[Items from an interface collection]
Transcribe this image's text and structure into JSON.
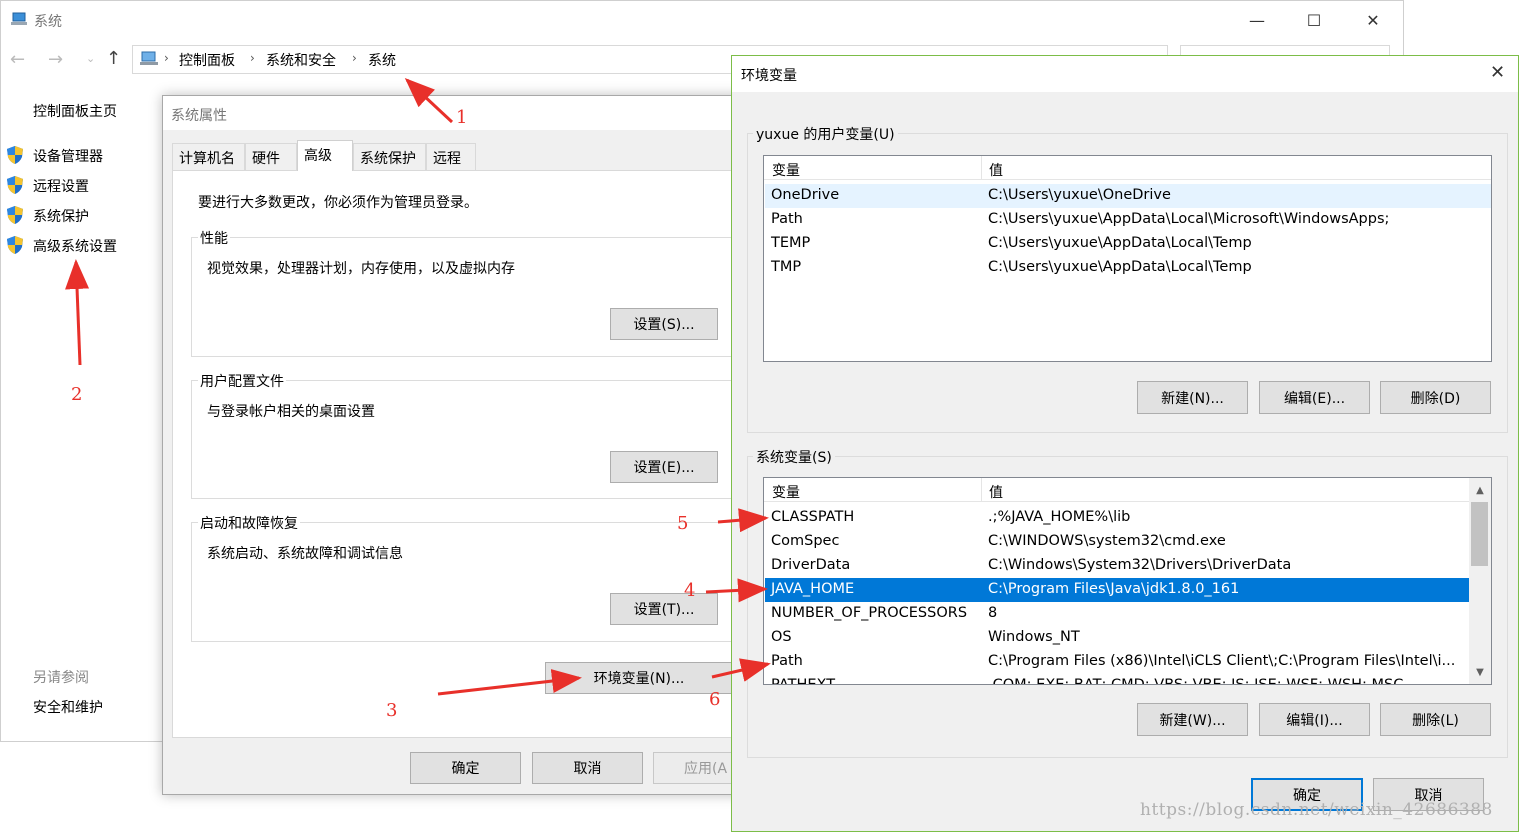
{
  "system_window": {
    "title": "系统",
    "breadcrumb": [
      "控制面板",
      "系统和安全",
      "系统"
    ],
    "sidebar": {
      "home": "控制面板主页",
      "items": [
        "设备管理器",
        "远程设置",
        "系统保护",
        "高级系统设置"
      ],
      "see_also": "另请参阅",
      "see_also_items": [
        "安全和维护"
      ]
    }
  },
  "system_properties": {
    "title": "系统属性",
    "tabs": [
      "计算机名",
      "硬件",
      "高级",
      "系统保护",
      "远程"
    ],
    "active_tab": "高级",
    "admin_note": "要进行大多数更改，你必须作为管理员登录。",
    "groups": [
      {
        "title": "性能",
        "desc": "视觉效果，处理器计划，内存使用，以及虚拟内存",
        "button": "设置(S)..."
      },
      {
        "title": "用户配置文件",
        "desc": "与登录帐户相关的桌面设置",
        "button": "设置(E)..."
      },
      {
        "title": "启动和故障恢复",
        "desc": "系统启动、系统故障和调试信息",
        "button": "设置(T)..."
      }
    ],
    "env_button": "环境变量(N)...",
    "ok": "确定",
    "cancel": "取消",
    "apply": "应用(A"
  },
  "env_vars": {
    "title": "环境变量",
    "user_group_title": "yuxue 的用户变量(U)",
    "col_variable": "变量",
    "col_value": "值",
    "user_vars": [
      {
        "name": "OneDrive",
        "value": "C:\\Users\\yuxue\\OneDrive"
      },
      {
        "name": "Path",
        "value": "C:\\Users\\yuxue\\AppData\\Local\\Microsoft\\WindowsApps;"
      },
      {
        "name": "TEMP",
        "value": "C:\\Users\\yuxue\\AppData\\Local\\Temp"
      },
      {
        "name": "TMP",
        "value": "C:\\Users\\yuxue\\AppData\\Local\\Temp"
      }
    ],
    "user_buttons": {
      "new": "新建(N)...",
      "edit": "编辑(E)...",
      "delete": "删除(D)"
    },
    "system_group_title": "系统变量(S)",
    "system_vars": [
      {
        "name": "CLASSPATH",
        "value": ".;%JAVA_HOME%\\lib"
      },
      {
        "name": "ComSpec",
        "value": "C:\\WINDOWS\\system32\\cmd.exe"
      },
      {
        "name": "DriverData",
        "value": "C:\\Windows\\System32\\Drivers\\DriverData"
      },
      {
        "name": "JAVA_HOME",
        "value": "C:\\Program Files\\Java\\jdk1.8.0_161"
      },
      {
        "name": "NUMBER_OF_PROCESSORS",
        "value": "8"
      },
      {
        "name": "OS",
        "value": "Windows_NT"
      },
      {
        "name": "Path",
        "value": "C:\\Program Files (x86)\\Intel\\iCLS Client\\;C:\\Program Files\\Intel\\i..."
      },
      {
        "name": "PATHEXT",
        "value": ".COM;.EXE;.BAT;.CMD;.VBS;.VBE;.JS;.JSE;.WSF;.WSH;.MSC"
      }
    ],
    "selected_system_var": "JAVA_HOME",
    "system_buttons": {
      "new": "新建(W)...",
      "edit": "编辑(I)...",
      "delete": "删除(L)"
    },
    "ok": "确定",
    "cancel": "取消"
  },
  "annotations": [
    "1",
    "2",
    "3",
    "4",
    "5",
    "6"
  ],
  "annotation_color": "#e8302a",
  "selection_color": "#0078d7",
  "watermark": "https://blog.csdn.net/weixin_42686388"
}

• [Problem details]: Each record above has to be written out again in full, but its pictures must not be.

• [Solution for this exercise]:
Transcribe this image's text and structure into JSON.
{
  "system_window": {
    "title": "系统",
    "breadcrumb": [
      "控制面板",
      "系统和安全",
      "系统"
    ],
    "sidebar": {
      "home": "控制面板主页",
      "items": [
        "设备管理器",
        "远程设置",
        "系统保护",
        "高级系统设置"
      ],
      "see_also": "另请参阅",
      "see_also_items": [
        "安全和维护"
      ]
    }
  },
  "system_properties": {
    "title": "系统属性",
    "tabs": [
      "计算机名",
      "硬件",
      "高级",
      "系统保护",
      "远程"
    ],
    "active_tab": "高级",
    "admin_note": "要进行大多数更改，你必须作为管理员登录。",
    "groups": [
      {
        "title": "性能",
        "desc": "视觉效果，处理器计划，内存使用，以及虚拟内存",
        "button": "设置(S)..."
      },
      {
        "title": "用户配置文件",
        "desc": "与登录帐户相关的桌面设置",
        "button": "设置(E)..."
      },
      {
        "title": "启动和故障恢复",
        "desc": "系统启动、系统故障和调试信息",
        "button": "设置(T)..."
      }
    ],
    "env_button": "环境变量(N)...",
    "ok": "确定",
    "cancel": "取消",
    "apply": "应用(A"
  },
  "env_vars": {
    "title": "环境变量",
    "user_group_title": "yuxue 的用户变量(U)",
    "col_variable": "变量",
    "col_value": "值",
    "user_vars": [
      {
        "name": "OneDrive",
        "value": "C:\\Users\\yuxue\\OneDrive"
      },
      {
        "name": "Path",
        "value": "C:\\Users\\yuxue\\AppData\\Local\\Microsoft\\WindowsApps;"
      },
      {
        "name": "TEMP",
        "value": "C:\\Users\\yuxue\\AppData\\Local\\Temp"
      },
      {
        "name": "TMP",
        "value": "C:\\Users\\yuxue\\AppData\\Local\\Temp"
      }
    ],
    "user_buttons": {
      "new": "新建(N)...",
      "edit": "编辑(E)...",
      "delete": "删除(D)"
    },
    "system_group_title": "系统变量(S)",
    "system_vars": [
      {
        "name": "CLASSPATH",
        "value": ".;%JAVA_HOME%\\lib"
      },
      {
        "name": "ComSpec",
        "value": "C:\\WINDOWS\\system32\\cmd.exe"
      },
      {
        "name": "DriverData",
        "value": "C:\\Windows\\System32\\Drivers\\DriverData"
      },
      {
        "name": "JAVA_HOME",
        "value": "C:\\Program Files\\Java\\jdk1.8.0_161"
      },
      {
        "name": "NUMBER_OF_PROCESSORS",
        "value": "8"
      },
      {
        "name": "OS",
        "value": "Windows_NT"
      },
      {
        "name": "Path",
        "value": "C:\\Program Files (x86)\\Intel\\iCLS Client\\;C:\\Program Files\\Intel\\i..."
      },
      {
        "name": "PATHEXT",
        "value": ".COM;.EXE;.BAT;.CMD;.VBS;.VBE;.JS;.JSE;.WSF;.WSH;.MSC"
      }
    ],
    "selected_system_var": "JAVA_HOME",
    "system_buttons": {
      "new": "新建(W)...",
      "edit": "编辑(I)...",
      "delete": "删除(L)"
    },
    "ok": "确定",
    "cancel": "取消"
  },
  "annotations": [
    "1",
    "2",
    "3",
    "4",
    "5",
    "6"
  ],
  "annotation_color": "#e8302a",
  "selection_color": "#0078d7",
  "watermark": "https://blog.csdn.net/weixin_42686388"
}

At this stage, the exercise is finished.